*What to do:* Omit the images, then print each record below exactly as it reads.

*Source data:*
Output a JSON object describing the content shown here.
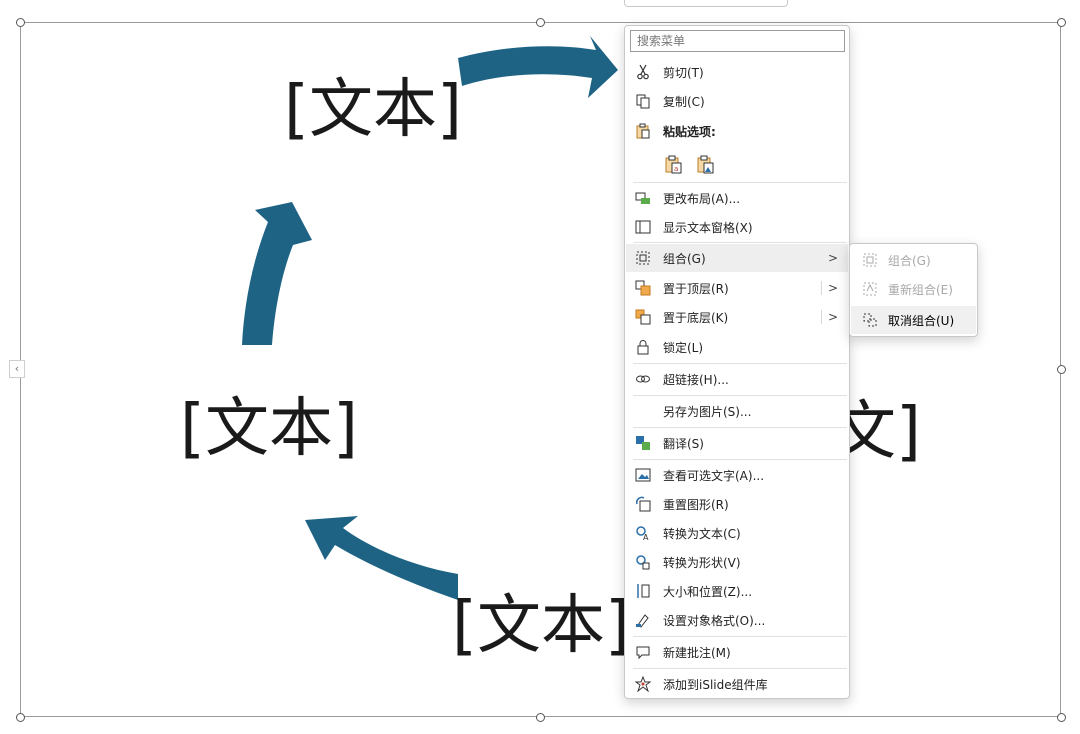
{
  "slide": {
    "text_top": "[文本]",
    "text_left": "[文本]",
    "text_bottom": "[文本]",
    "text_right_partial": "文]",
    "arrow_color": "#1e6384"
  },
  "context_menu": {
    "search_placeholder": "搜索菜单",
    "items": {
      "cut": "剪切(T)",
      "copy": "复制(C)",
      "paste_options": "粘贴选项:",
      "change_layout": "更改布局(A)...",
      "show_text_pane": "显示文本窗格(X)",
      "group": "组合(G)",
      "bring_to_front": "置于顶层(R)",
      "send_to_back": "置于底层(K)",
      "lock": "锁定(L)",
      "hyperlink": "超链接(H)...",
      "save_as_picture": "另存为图片(S)...",
      "translate": "翻译(S)",
      "view_alt_text": "查看可选文字(A)...",
      "reset_graphic": "重置图形(R)",
      "convert_to_text": "转换为文本(C)",
      "convert_to_shapes": "转换为形状(V)",
      "size_and_position": "大小和位置(Z)...",
      "format_object": "设置对象格式(O)...",
      "new_comment": "新建批注(M)",
      "add_to_islide": "添加到iSlide组件库"
    },
    "submenu_arrow": ">"
  },
  "group_submenu": {
    "group": "组合(G)",
    "regroup": "重新组合(E)",
    "ungroup": "取消组合(U)"
  },
  "collapse_glyph": "‹"
}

*Exercise solution:*
Output a JSON object describing the content shown here.
{
  "slide": {
    "text_top": "[文本]",
    "text_left": "[文本]",
    "text_bottom": "[文本]",
    "text_right_partial": "文]",
    "arrow_color": "#1e6384"
  },
  "context_menu": {
    "search_placeholder": "搜索菜单",
    "items": {
      "cut": "剪切(T)",
      "copy": "复制(C)",
      "paste_options": "粘贴选项:",
      "change_layout": "更改布局(A)...",
      "show_text_pane": "显示文本窗格(X)",
      "group": "组合(G)",
      "bring_to_front": "置于顶层(R)",
      "send_to_back": "置于底层(K)",
      "lock": "锁定(L)",
      "hyperlink": "超链接(H)...",
      "save_as_picture": "另存为图片(S)...",
      "translate": "翻译(S)",
      "view_alt_text": "查看可选文字(A)...",
      "reset_graphic": "重置图形(R)",
      "convert_to_text": "转换为文本(C)",
      "convert_to_shapes": "转换为形状(V)",
      "size_and_position": "大小和位置(Z)...",
      "format_object": "设置对象格式(O)...",
      "new_comment": "新建批注(M)",
      "add_to_islide": "添加到iSlide组件库"
    },
    "submenu_arrow": ">"
  },
  "group_submenu": {
    "group": "组合(G)",
    "regroup": "重新组合(E)",
    "ungroup": "取消组合(U)"
  },
  "collapse_glyph": "‹"
}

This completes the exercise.